I didn’t buy any insurance, but he did try to sell me some. He gave me a good deal. I met David long before I started at Stax. I was singing with a group called the Del Reels, and he sang with the King Tones. And we both played for a talent contest in Memphis.
Who won?
I won it one week and then he won it the next week, and we started working together after that.
Do you remember what song you sang in the talent contest?
I think it was ‘Looking Back,’ by Nat King Cole.
Your first Stax session was playing keyboard for Otis Redding. Was it an easy process to develop songs with him?
Well, Otis had a way of doing things—he would write the songs at the same time he was singing them. He would start going [breaking into song and imitating Otis Redding] ‘Na na na na, you got to, got to got to…’ and he was writing the songs at the same time. With me and David… there was an understanding we had between us. With ‘Soul Man,’ he said, ‘Look, man, let’s just do it.’ He said, ‘Let’s write something.’ And we did. That’s just how it worked.
Do you have a favorite Burt Bacharach tune?
I did a lot of songs by Bacharach and Hal David. ‘Walk On By’ was a good one. And ‘The Windows of the World.’
Most of the early Stax records were produced communally. Was it a big transition at the label to start thinking about music as a product?
When we started getting credit for the things we did, I thought that was good, because the songs had a lot of personal meaning. Now, they’re just rapping and all that stuff…
You don’t like current hip-hop music?
I like Alicia Keyes. Mary J. Blige.
You like the ladies.
Well, yeeeah. Anthony Hamilton is also good. I like him too.
Who should really be called ‘Black Moses’: you, Harriet Tubman, or Marcus Garvey? There can’t be three, can there?

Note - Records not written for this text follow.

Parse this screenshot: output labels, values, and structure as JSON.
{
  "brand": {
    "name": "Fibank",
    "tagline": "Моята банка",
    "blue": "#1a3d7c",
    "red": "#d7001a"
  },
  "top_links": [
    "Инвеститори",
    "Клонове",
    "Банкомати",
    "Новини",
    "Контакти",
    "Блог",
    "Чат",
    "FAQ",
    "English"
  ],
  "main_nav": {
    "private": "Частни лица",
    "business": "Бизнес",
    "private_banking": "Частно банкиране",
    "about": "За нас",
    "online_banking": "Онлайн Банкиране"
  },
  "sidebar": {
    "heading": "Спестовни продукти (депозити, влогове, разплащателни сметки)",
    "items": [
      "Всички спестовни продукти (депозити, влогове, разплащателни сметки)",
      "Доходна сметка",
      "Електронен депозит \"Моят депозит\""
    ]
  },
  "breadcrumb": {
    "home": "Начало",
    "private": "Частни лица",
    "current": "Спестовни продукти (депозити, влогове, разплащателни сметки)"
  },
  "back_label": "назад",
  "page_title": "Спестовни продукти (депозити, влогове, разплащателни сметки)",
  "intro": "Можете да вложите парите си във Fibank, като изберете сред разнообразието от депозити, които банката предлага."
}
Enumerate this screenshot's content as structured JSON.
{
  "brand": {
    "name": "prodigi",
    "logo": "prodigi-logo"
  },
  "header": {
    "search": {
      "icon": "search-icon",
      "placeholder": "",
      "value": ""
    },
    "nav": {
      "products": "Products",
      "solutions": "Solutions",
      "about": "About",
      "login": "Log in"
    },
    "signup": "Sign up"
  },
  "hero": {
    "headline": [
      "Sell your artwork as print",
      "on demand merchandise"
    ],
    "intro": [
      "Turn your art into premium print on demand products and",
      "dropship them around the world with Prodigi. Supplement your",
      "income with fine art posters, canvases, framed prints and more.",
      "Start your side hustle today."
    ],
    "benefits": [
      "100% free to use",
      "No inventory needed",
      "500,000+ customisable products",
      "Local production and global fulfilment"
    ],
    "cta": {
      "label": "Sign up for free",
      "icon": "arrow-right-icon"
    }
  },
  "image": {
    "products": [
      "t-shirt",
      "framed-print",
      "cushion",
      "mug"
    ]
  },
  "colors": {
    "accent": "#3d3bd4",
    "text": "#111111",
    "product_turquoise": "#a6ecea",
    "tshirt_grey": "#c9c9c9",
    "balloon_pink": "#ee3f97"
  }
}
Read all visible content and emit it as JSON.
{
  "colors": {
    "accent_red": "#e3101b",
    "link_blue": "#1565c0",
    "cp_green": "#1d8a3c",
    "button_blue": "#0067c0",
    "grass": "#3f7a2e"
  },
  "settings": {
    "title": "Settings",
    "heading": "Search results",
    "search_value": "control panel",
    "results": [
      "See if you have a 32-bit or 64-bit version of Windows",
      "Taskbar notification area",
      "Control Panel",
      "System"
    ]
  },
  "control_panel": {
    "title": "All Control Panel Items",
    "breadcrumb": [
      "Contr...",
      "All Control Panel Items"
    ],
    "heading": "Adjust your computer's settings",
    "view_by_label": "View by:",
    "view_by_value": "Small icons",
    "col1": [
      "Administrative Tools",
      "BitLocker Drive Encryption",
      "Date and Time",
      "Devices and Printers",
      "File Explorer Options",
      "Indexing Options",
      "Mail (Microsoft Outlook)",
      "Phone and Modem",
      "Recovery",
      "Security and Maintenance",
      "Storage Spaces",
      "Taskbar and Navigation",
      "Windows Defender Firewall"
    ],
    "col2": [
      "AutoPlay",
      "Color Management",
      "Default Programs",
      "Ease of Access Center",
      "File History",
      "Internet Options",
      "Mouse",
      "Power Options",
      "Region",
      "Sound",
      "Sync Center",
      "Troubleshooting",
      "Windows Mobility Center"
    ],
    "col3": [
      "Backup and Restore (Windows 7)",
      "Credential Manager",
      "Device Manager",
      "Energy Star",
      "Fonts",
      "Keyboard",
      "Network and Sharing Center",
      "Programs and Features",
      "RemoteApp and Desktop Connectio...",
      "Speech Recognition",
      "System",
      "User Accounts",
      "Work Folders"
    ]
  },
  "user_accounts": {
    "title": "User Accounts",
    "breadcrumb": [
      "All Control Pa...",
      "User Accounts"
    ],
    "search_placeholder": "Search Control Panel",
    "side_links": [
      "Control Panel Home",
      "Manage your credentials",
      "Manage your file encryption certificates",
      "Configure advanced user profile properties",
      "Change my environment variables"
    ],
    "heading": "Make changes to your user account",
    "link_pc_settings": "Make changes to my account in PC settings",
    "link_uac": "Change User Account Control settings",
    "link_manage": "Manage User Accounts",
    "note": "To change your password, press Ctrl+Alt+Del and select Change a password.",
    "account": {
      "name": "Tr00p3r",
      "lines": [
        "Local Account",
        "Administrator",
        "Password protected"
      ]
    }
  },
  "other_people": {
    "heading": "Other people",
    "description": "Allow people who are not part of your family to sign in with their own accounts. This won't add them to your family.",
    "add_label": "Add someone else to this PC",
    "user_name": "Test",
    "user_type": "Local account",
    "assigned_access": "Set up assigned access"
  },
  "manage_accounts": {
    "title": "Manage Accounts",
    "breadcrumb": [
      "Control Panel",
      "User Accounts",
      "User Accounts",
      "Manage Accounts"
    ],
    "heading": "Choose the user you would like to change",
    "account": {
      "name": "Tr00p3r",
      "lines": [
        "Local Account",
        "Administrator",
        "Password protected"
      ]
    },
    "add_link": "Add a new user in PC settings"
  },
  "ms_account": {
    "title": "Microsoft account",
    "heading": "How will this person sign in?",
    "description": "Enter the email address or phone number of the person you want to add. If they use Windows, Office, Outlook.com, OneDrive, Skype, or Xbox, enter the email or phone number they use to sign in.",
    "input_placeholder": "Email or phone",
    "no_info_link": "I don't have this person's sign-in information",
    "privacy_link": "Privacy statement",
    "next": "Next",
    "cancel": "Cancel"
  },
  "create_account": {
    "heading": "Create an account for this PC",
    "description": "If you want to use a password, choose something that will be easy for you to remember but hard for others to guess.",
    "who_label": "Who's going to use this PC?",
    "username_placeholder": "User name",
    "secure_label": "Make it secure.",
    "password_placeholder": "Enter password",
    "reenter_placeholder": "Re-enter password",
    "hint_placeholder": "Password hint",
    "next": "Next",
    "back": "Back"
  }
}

I got my name as ‘Black Moses’ from Dino Woodward, a pastor at Abyssinian Baptist Church in New York [and one-time Stax executive]. He called me Moses, and I said, ‘Hey, that’s sacrilegious, baby!’ But he just kept up with it, so I was like, ‘OK, I get it.’ I finally gave in.
For the cover photo of Juicy Fruit, did you and the six ladies go home after the shoot or did you stay in the pool and make fruit salad?
Those ladies split.
They didn’t stay and hang with you?
You know… [starts singing lines from ‘Juicy Fruit’] ‘Watching girls come and go, juicy fruit, jump suit…’ It was cool, but you know, they went home.
Did Barry White, may he rest in peace, ever thank you for giving him a career?
No. No, he didn’t thank me. We did an album together, though, because they wanted to call us the ‘Deep Throat Brothers.’
Does anyone understand you ‘cept your woman?
Just my woman. My fourth wife, Adjowa. The kids are something else—that’s a different kind of understanding.
What kind of special treatment do you receive when you visit Ghana?
In Ghana, I’m an honorary king there. They have a big parade. They feed me all kinds of good stuff. They gave me my own island! It takes about an hour to circumnavigate it. Don’t know what I want to call it yet. I was last there about two years ago.
Have you ever dated a Jewish girl?
Yeah, I’ve dated all kinds of girls.
Of course you have. I’m a Jewish girl.
Oh yeah?
Do you think if I went black I’d ever go back?
There were no complaints from my Jewish girls. So from my perspective, you wouldn’t be goin’ back. No way.